Your essay needs to be one and a half pages in length and express your opinion on whether or not Y.A. Tittle illustrated true courage according to Atticus Finch’s standard. You must include quotes from the essay and textual evidence from the novel. Your essay needs to be typed and double-spaced (12-point Times New Roman font).
“Fallen Giant” By Michael Shapiro3
“A whole lifetime was over,” legendary quarterback Y.A. Tittle recalls.
The Greek poet Pindar had wonderful things to say about heroes but less about defeat. So a couple of millennia later, Dianne Tittle de Laet, herself a poet as well as a classical scholar, was left to make sense of this image of her father, the New York Giants quarterback Y. A. Tittle.
The photograph (below) captures a moment on a Sunday afternoon in Pittsburgh in September 1964. For three years, Tittle had led the Giants to the National Football League championship
On the play preceding this moment, he had thrown a screen pass that was intercepted and returned for a touchdown. He had held his arms high as he threw. John Baker, a 270pound defensive end for the Steelers, drove his helmet into Tittle’s sternum and slammed him to the turf. A fair, if brutal, hit. Tittle could not breathe.
game, only to lose each time. He had been the league’s Most Valuable Player in 1963. He was also a football ancient—38 years old—and looked it.
Still, being hurt was nothing new. Tittle had played organized football since the sixth grade in East Texas and had suffered a partially collapsed lung, a broken left hand (mercifully, he’s a righty), a crushed cheekbone, broken fingers, fractured vertebrae, separated shoulders and muscles torn so deeply they took months to heal. “Every injury I ever had in my lifetime, I could tape it,” he says. “Every injury I ever had, I could Novocain it.” Not this time; the pain he felt now was different.
An Xray revealed no broken bones. But his ribs were bruised, and the muscle was torn from his rib cage. He spent the night following the game in a hospital. And he played the following Friday.
He had lived his life refusing to give in to pain because, he recalls, “If you say something, they’re going to get the next guy to do your job, and he may do it better.” But when he returned to the game after this injury, he was not the same quarterback, as became ever more apparent as the season unfolded. The pain “made me one thing I never was,” he says. “It made me gunshy. For the first time in my life I didn’t want to get hit, because I couldn’t get up.”
If you couldn’t get up, you couldn’t play. And if you couldn’t play, he says, “You’re no place.”
The season ended. The Giants had gone 2102. Tittle retired.
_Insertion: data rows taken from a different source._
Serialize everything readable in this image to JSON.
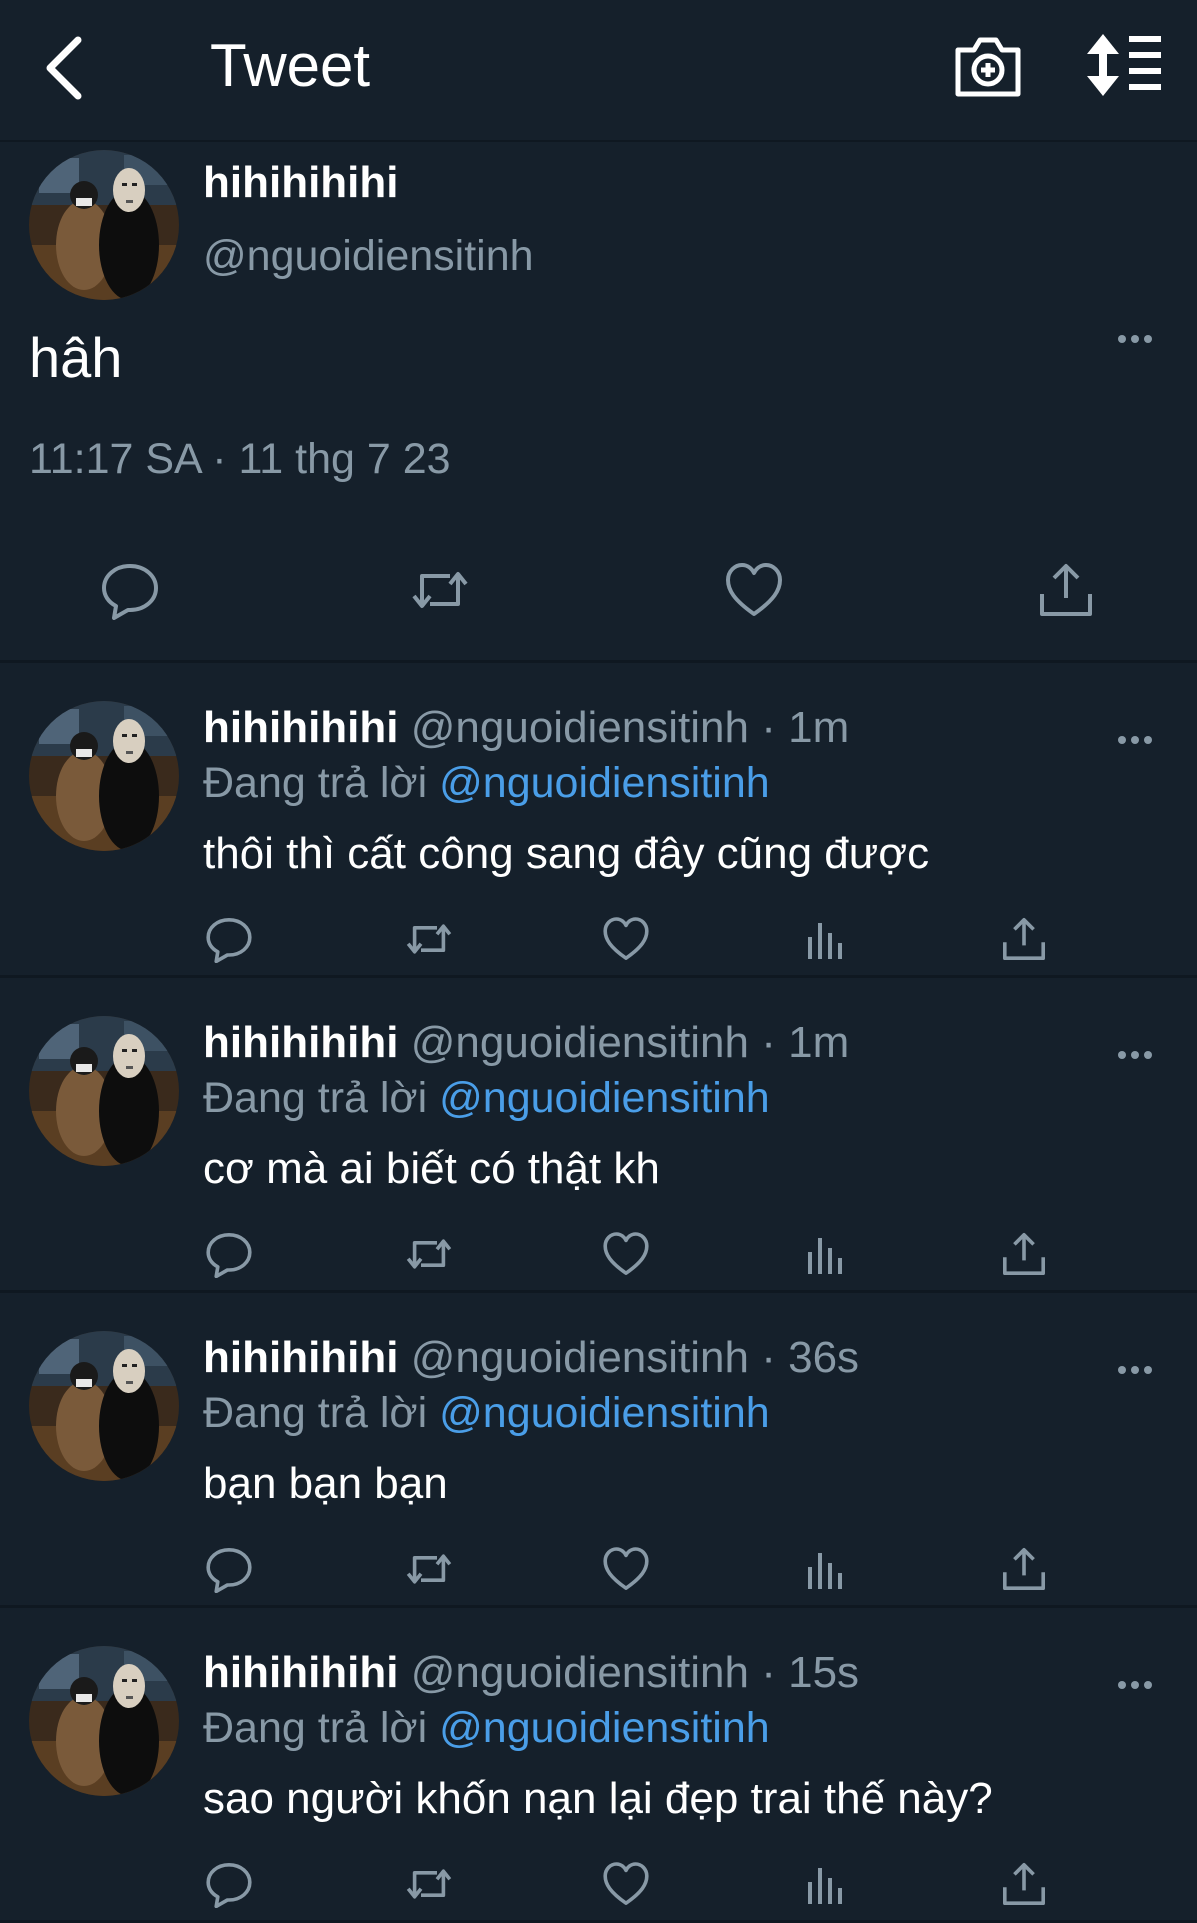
{
  "header": {
    "title": "Tweet",
    "back_icon": "chevron-left-icon",
    "camera_icon": "camera-plus-icon",
    "sort_icon": "sort-list-icon"
  },
  "colors": {
    "background": "#15202b",
    "text_primary": "#ffffff",
    "text_secondary": "#8899a6",
    "link": "#4a9ee8",
    "divider": "#38444d"
  },
  "main_tweet": {
    "name": "hihihihihi",
    "handle": "@nguoidiensitinh",
    "text": "hâh",
    "timestamp": "11:17 SA · 11 thg 7 23",
    "actions": [
      "reply-icon",
      "retweet-icon",
      "like-icon",
      "share-icon"
    ]
  },
  "replies": [
    {
      "name": "hihihihihi",
      "handle": "@nguoidiensitinh",
      "time": "1m",
      "reply_prefix": "Đang trả lời",
      "reply_to": "@nguoidiensitinh",
      "text": "thôi thì cất công sang đây cũng được"
    },
    {
      "name": "hihihihihi",
      "handle": "@nguoidiensitinh",
      "time": "1m",
      "reply_prefix": "Đang trả lời",
      "reply_to": "@nguoidiensitinh",
      "text": "cơ mà ai biết có thật kh"
    },
    {
      "name": "hihihihihi",
      "handle": "@nguoidiensitinh",
      "time": "36s",
      "reply_prefix": "Đang trả lời",
      "reply_to": "@nguoidiensitinh",
      "text": "bạn bạn bạn"
    },
    {
      "name": "hihihihihi",
      "handle": "@nguoidiensitinh",
      "time": "15s",
      "reply_prefix": "Đang trả lời",
      "reply_to": "@nguoidiensitinh",
      "text": "sao người khốn nạn lại đẹp trai thế này?"
    }
  ],
  "reply_separator": "·",
  "reply_actions": [
    "reply-icon",
    "retweet-icon",
    "like-icon",
    "analytics-icon",
    "share-icon"
  ]
}
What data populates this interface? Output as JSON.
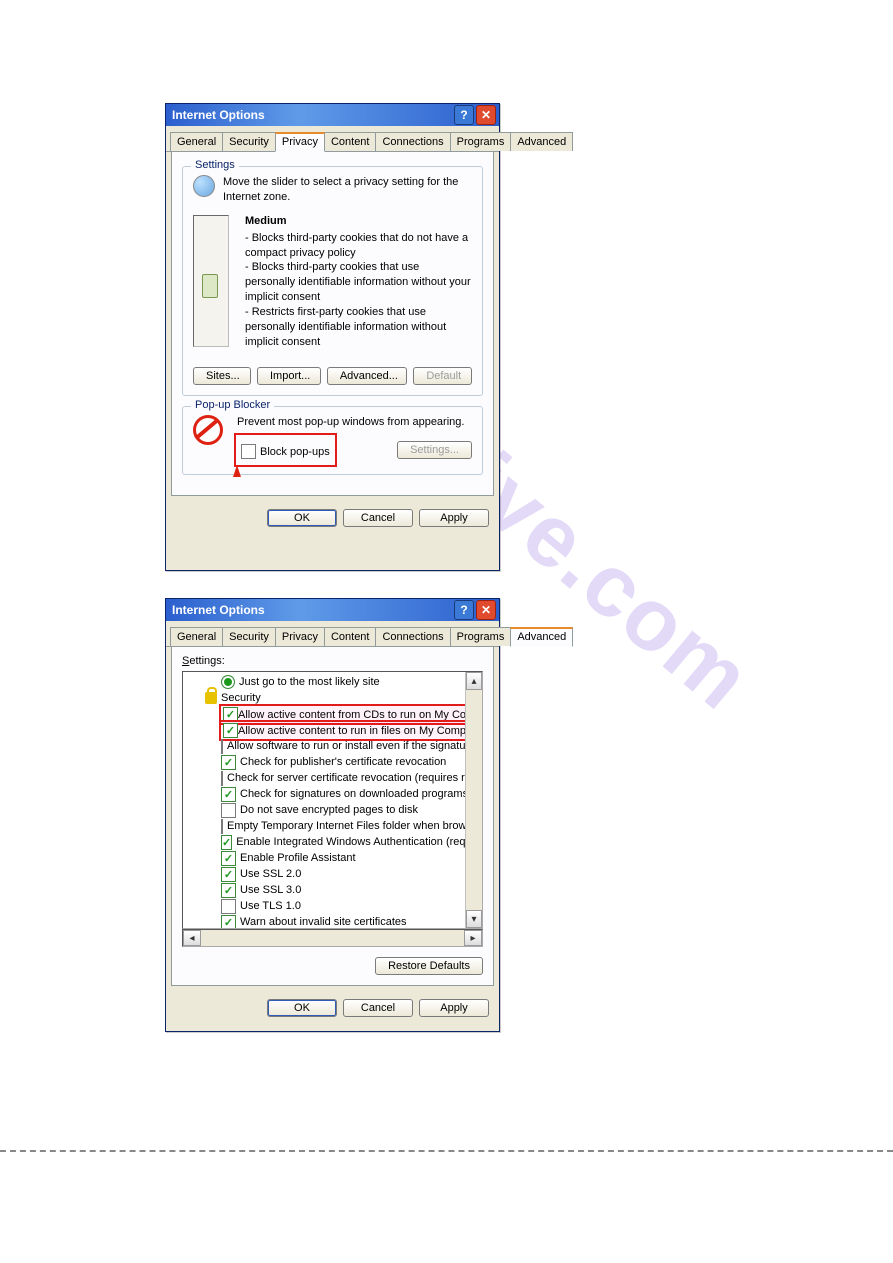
{
  "dialog1": {
    "title": "Internet Options",
    "tabs": [
      "General",
      "Security",
      "Privacy",
      "Content",
      "Connections",
      "Programs",
      "Advanced"
    ],
    "active_tab": "Privacy",
    "settings_group": {
      "legend": "Settings",
      "hint": "Move the slider to select a privacy setting for the Internet zone.",
      "level": "Medium",
      "bullet1": "- Blocks third-party cookies that do not have a compact privacy policy",
      "bullet2": "- Blocks third-party cookies that use personally identifiable information without your implicit consent",
      "bullet3": "- Restricts first-party cookies that use personally identifiable information without implicit consent",
      "buttons": {
        "sites": "Sites...",
        "import": "Import...",
        "advanced": "Advanced...",
        "default": "Default"
      }
    },
    "popup_group": {
      "legend": "Pop-up Blocker",
      "hint": "Prevent most pop-up windows from appearing.",
      "checkbox": "Block pop-ups",
      "settings_btn": "Settings..."
    },
    "dlg_buttons": {
      "ok": "OK",
      "cancel": "Cancel",
      "apply": "Apply"
    }
  },
  "dialog2": {
    "title": "Internet Options",
    "tabs": [
      "General",
      "Security",
      "Privacy",
      "Content",
      "Connections",
      "Programs",
      "Advanced"
    ],
    "active_tab": "Advanced",
    "settings_label": "Settings:",
    "tree": {
      "row0": "Just go to the most likely site",
      "cat": "Security",
      "items": [
        {
          "label": "Allow active content from CDs to run on My Computer",
          "checked": true,
          "hl": true
        },
        {
          "label": "Allow active content to run in files on My Computer",
          "checked": true,
          "hl": true
        },
        {
          "label": "Allow software to run or install even if the signature is invalid",
          "checked": false
        },
        {
          "label": "Check for publisher's certificate revocation",
          "checked": true
        },
        {
          "label": "Check for server certificate revocation (requires restart)",
          "checked": false
        },
        {
          "label": "Check for signatures on downloaded programs",
          "checked": true
        },
        {
          "label": "Do not save encrypted pages to disk",
          "checked": false
        },
        {
          "label": "Empty Temporary Internet Files folder when browser is closed",
          "checked": false
        },
        {
          "label": "Enable Integrated Windows Authentication (requires restart)",
          "checked": true
        },
        {
          "label": "Enable Profile Assistant",
          "checked": true
        },
        {
          "label": "Use SSL 2.0",
          "checked": true
        },
        {
          "label": "Use SSL 3.0",
          "checked": true
        },
        {
          "label": "Use TLS 1.0",
          "checked": false
        },
        {
          "label": "Warn about invalid site certificates",
          "checked": true
        }
      ]
    },
    "restore_btn": "Restore Defaults",
    "dlg_buttons": {
      "ok": "OK",
      "cancel": "Cancel",
      "apply": "Apply"
    }
  },
  "watermark": "shive.com"
}
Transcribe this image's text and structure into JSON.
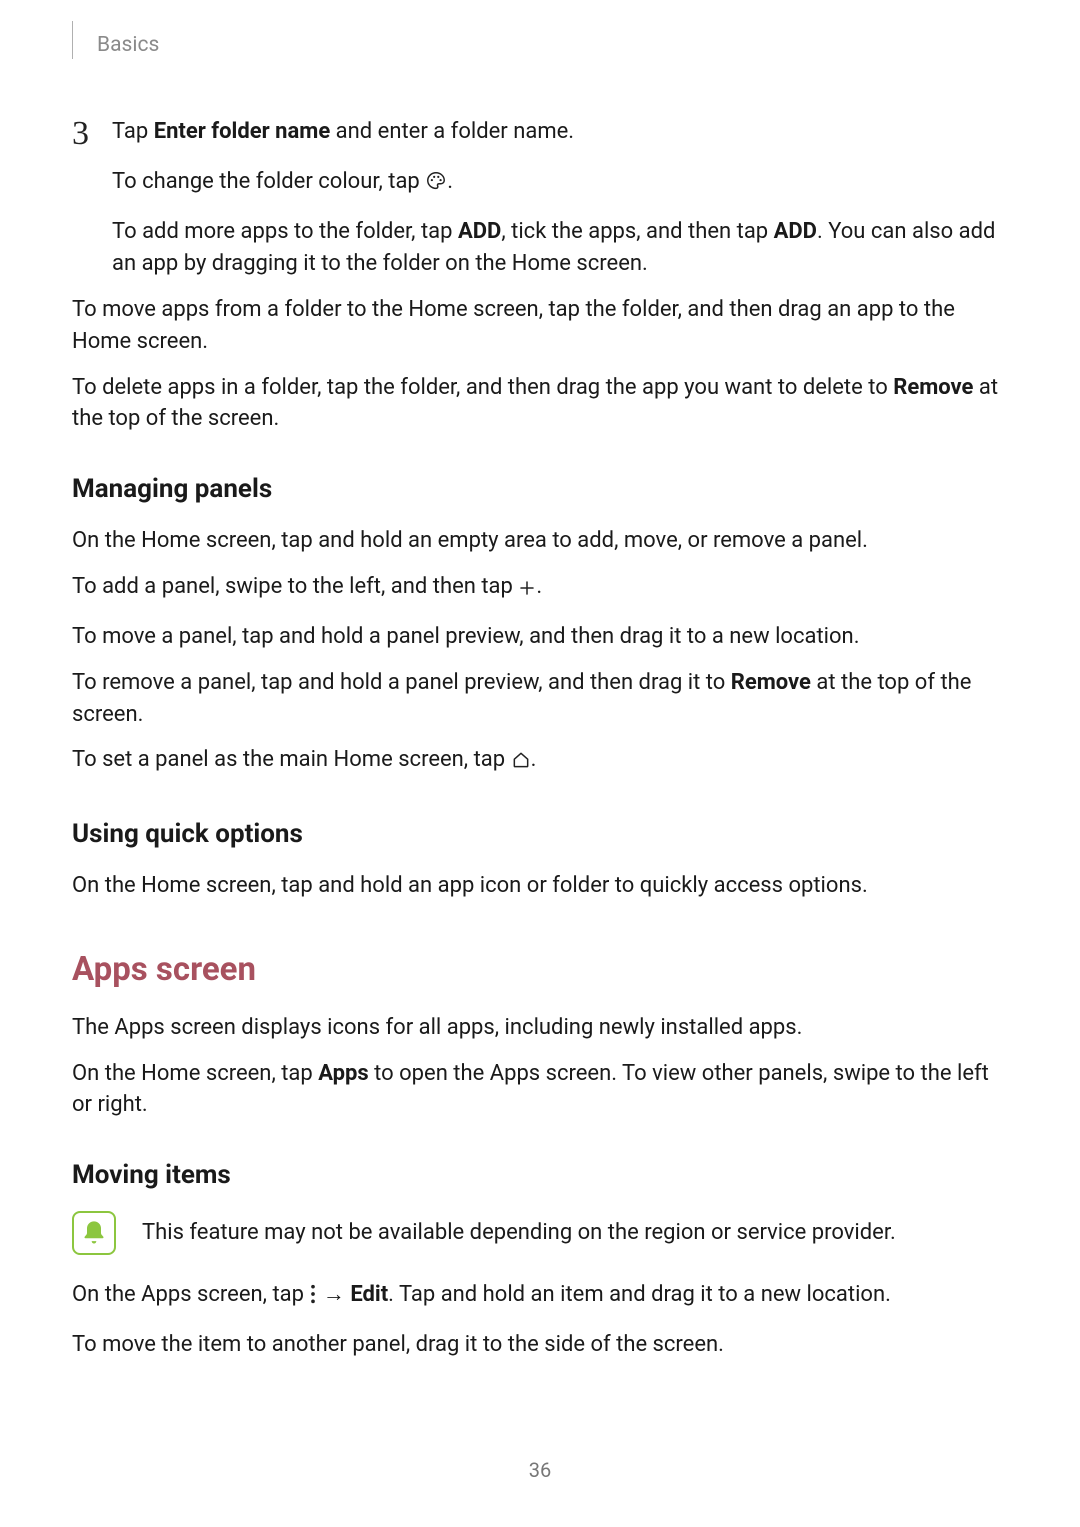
{
  "header": {
    "section": "Basics"
  },
  "step3": {
    "num": "3",
    "line1_a": "Tap ",
    "line1_b": "Enter folder name",
    "line1_c": " and enter a folder name.",
    "line2_a": "To change the folder colour, tap ",
    "line2_b": ".",
    "line3_a": "To add more apps to the folder, tap ",
    "line3_b": "ADD",
    "line3_c": ", tick the apps, and then tap ",
    "line3_d": "ADD",
    "line3_e": ". You can also add an app by dragging it to the folder on the Home screen."
  },
  "para_move": "To move apps from a folder to the Home screen, tap the folder, and then drag an app to the Home screen.",
  "para_delete_a": "To delete apps in a folder, tap the folder, and then drag the app you want to delete to ",
  "para_delete_b": "Remove",
  "para_delete_c": " at the top of the screen.",
  "managing": {
    "title": "Managing panels",
    "p1": "On the Home screen, tap and hold an empty area to add, move, or remove a panel.",
    "p2_a": "To add a panel, swipe to the left, and then tap ",
    "p2_b": ".",
    "p3": "To move a panel, tap and hold a panel preview, and then drag it to a new location.",
    "p4_a": "To remove a panel, tap and hold a panel preview, and then drag it to ",
    "p4_b": "Remove",
    "p4_c": " at the top of the screen.",
    "p5_a": "To set a panel as the main Home screen, tap ",
    "p5_b": "."
  },
  "quick": {
    "title": "Using quick options",
    "p1": "On the Home screen, tap and hold an app icon or folder to quickly access options."
  },
  "apps": {
    "title": "Apps screen",
    "p1": "The Apps screen displays icons for all apps, including newly installed apps.",
    "p2_a": "On the Home screen, tap ",
    "p2_b": "Apps",
    "p2_c": " to open the Apps screen. To view other panels, swipe to the left or right."
  },
  "moving": {
    "title": "Moving items",
    "note": "This feature may not be available depending on the region or service provider.",
    "p1_a": "On the Apps screen, tap ",
    "p1_b": " → ",
    "p1_c": "Edit",
    "p1_d": ". Tap and hold an item and drag it to a new location.",
    "p2": "To move the item to another panel, drag it to the side of the screen."
  },
  "page_number": "36"
}
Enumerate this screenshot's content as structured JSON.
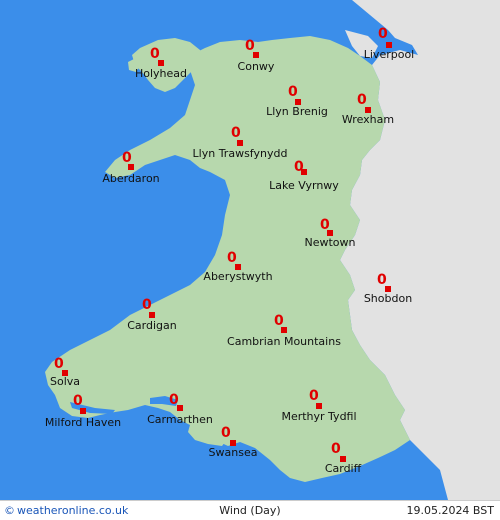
{
  "map": {
    "colors": {
      "sea": "#3b8eea",
      "land": "#b7d8ad",
      "neighbor_land": "#e2e2e2",
      "marker": "#e00000",
      "value_text": "#e00000",
      "label_text": "#111111"
    },
    "locations": [
      {
        "name": "Holyhead",
        "value": "0"
      },
      {
        "name": "Conwy",
        "value": "0"
      },
      {
        "name": "Liverpool",
        "value": "0"
      },
      {
        "name": "Llyn Brenig",
        "value": "0"
      },
      {
        "name": "Wrexham",
        "value": "0"
      },
      {
        "name": "Llyn Trawsfynydd",
        "value": "0"
      },
      {
        "name": "Aberdaron",
        "value": "0"
      },
      {
        "name": "Lake Vyrnwy",
        "value": "0"
      },
      {
        "name": "Newtown",
        "value": "0"
      },
      {
        "name": "Aberystwyth",
        "value": "0"
      },
      {
        "name": "Shobdon",
        "value": "0"
      },
      {
        "name": "Cardigan",
        "value": "0"
      },
      {
        "name": "Cambrian Mountains",
        "value": "0"
      },
      {
        "name": "Solva",
        "value": "0"
      },
      {
        "name": "Milford Haven",
        "value": "0"
      },
      {
        "name": "Carmarthen",
        "value": "0"
      },
      {
        "name": "Merthyr Tydfil",
        "value": "0"
      },
      {
        "name": "Swansea",
        "value": "0"
      },
      {
        "name": "Cardiff",
        "value": "0"
      }
    ]
  },
  "footer": {
    "brand_icon": "copyright-circle-icon",
    "brand_symbol": "©",
    "brand": "weatheronline.co.uk",
    "title": "Wind (Day)",
    "date": "19.05.2024 BST"
  }
}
When he considered a comeback the following season—his injuries had healed—his wife advised him against making a fool of himself. Instead, he went into the insurance business. He entered pro football’s Hall of Fame in 1971.